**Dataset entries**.
== == ==
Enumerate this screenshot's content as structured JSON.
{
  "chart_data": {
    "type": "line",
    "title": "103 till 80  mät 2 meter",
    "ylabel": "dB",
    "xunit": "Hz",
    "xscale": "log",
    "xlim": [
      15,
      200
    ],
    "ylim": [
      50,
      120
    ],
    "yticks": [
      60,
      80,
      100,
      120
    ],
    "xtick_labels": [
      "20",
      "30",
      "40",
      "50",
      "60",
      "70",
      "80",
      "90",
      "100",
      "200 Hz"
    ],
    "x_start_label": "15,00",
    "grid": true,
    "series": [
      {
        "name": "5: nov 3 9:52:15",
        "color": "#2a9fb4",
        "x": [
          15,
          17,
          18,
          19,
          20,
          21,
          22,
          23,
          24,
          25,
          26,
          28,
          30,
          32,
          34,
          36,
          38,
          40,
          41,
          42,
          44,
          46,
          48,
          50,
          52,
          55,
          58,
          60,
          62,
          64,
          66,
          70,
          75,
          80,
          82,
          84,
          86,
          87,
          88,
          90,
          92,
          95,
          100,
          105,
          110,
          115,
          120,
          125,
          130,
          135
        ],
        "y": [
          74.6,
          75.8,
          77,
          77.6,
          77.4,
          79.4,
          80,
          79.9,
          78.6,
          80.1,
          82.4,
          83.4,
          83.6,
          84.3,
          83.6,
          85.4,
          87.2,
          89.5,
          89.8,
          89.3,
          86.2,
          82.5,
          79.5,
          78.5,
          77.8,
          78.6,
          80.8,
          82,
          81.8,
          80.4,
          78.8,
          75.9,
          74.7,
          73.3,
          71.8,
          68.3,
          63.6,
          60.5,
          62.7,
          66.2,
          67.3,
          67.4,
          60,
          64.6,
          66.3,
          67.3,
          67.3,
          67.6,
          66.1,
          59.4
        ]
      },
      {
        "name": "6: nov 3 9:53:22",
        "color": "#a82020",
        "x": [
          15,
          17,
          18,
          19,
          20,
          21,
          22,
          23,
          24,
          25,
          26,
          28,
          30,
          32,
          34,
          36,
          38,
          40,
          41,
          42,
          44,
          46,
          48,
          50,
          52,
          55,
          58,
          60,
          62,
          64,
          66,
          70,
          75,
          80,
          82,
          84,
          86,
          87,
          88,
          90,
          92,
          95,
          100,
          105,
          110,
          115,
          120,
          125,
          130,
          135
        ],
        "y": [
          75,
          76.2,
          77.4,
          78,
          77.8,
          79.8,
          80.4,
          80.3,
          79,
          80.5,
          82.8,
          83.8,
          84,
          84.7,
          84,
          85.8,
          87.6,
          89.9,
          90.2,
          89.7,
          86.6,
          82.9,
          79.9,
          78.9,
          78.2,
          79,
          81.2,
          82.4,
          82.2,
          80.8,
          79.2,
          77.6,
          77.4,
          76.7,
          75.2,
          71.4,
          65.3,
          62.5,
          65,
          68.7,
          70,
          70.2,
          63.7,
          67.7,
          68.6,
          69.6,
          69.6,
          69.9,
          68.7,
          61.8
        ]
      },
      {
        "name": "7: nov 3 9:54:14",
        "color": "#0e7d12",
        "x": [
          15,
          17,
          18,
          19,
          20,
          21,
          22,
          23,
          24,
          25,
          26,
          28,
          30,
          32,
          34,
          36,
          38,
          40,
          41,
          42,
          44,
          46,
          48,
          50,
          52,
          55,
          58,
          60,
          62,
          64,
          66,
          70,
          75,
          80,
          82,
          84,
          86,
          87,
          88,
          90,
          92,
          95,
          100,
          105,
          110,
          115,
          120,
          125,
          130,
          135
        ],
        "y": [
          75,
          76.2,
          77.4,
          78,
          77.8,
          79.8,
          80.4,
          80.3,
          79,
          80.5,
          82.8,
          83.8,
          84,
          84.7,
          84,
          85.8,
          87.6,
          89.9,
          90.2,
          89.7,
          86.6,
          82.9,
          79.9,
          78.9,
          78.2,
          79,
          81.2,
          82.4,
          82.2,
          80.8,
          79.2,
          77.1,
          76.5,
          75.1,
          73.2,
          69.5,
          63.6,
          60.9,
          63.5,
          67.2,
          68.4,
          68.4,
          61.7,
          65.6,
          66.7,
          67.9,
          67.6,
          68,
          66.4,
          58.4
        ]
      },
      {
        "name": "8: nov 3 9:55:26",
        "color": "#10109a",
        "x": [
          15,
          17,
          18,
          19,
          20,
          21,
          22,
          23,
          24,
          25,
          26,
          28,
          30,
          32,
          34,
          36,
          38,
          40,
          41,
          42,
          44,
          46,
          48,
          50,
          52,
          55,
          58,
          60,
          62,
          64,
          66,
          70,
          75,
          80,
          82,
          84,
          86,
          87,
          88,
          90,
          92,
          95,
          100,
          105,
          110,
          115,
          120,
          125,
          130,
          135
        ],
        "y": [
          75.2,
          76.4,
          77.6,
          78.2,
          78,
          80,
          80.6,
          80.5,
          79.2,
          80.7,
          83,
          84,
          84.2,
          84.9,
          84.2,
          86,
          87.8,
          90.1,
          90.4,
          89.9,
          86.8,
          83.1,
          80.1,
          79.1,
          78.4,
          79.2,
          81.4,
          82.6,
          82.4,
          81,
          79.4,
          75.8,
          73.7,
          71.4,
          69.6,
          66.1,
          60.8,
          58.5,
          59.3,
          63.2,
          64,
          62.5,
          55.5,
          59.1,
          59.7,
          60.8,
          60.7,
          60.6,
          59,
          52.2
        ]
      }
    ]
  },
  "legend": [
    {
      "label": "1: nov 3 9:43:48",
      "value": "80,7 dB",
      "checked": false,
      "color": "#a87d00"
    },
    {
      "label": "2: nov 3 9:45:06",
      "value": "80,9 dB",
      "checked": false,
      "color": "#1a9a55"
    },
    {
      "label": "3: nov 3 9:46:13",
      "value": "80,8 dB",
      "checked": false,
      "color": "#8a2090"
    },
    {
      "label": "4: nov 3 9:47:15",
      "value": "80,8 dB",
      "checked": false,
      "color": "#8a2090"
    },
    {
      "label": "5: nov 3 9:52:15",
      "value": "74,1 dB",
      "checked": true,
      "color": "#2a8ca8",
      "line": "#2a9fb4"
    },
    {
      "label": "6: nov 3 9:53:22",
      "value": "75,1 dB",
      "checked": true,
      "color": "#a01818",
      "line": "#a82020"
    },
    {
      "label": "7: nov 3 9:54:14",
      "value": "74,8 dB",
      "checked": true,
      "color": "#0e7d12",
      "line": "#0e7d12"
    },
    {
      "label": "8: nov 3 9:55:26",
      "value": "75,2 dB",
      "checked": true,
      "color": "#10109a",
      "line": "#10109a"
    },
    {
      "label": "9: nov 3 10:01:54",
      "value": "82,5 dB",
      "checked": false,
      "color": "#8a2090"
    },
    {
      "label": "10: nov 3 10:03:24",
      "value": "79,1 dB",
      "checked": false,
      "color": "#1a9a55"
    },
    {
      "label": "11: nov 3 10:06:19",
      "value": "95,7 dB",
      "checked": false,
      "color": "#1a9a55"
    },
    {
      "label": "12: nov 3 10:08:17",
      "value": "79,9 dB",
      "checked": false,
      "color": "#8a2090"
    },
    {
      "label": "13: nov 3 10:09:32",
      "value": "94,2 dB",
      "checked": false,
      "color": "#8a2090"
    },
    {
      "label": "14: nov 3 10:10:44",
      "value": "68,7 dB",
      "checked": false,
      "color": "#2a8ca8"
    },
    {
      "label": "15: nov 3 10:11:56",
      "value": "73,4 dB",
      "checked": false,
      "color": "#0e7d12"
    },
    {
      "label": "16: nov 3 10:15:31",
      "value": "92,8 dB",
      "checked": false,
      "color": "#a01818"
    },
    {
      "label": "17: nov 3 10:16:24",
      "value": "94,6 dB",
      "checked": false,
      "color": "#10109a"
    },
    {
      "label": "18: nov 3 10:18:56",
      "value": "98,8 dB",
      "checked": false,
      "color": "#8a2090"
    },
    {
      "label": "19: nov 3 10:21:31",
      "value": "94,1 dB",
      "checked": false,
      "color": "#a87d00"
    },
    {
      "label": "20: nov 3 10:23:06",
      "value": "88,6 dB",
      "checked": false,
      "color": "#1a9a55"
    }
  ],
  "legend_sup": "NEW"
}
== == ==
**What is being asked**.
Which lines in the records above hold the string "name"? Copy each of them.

**Response to the task**.
        "name": "5: nov 3 9:52:15",
        "name": "6: nov 3 9:53:22",
        "name": "7: nov 3 9:54:14",
        "name": "8: nov 3 9:55:26",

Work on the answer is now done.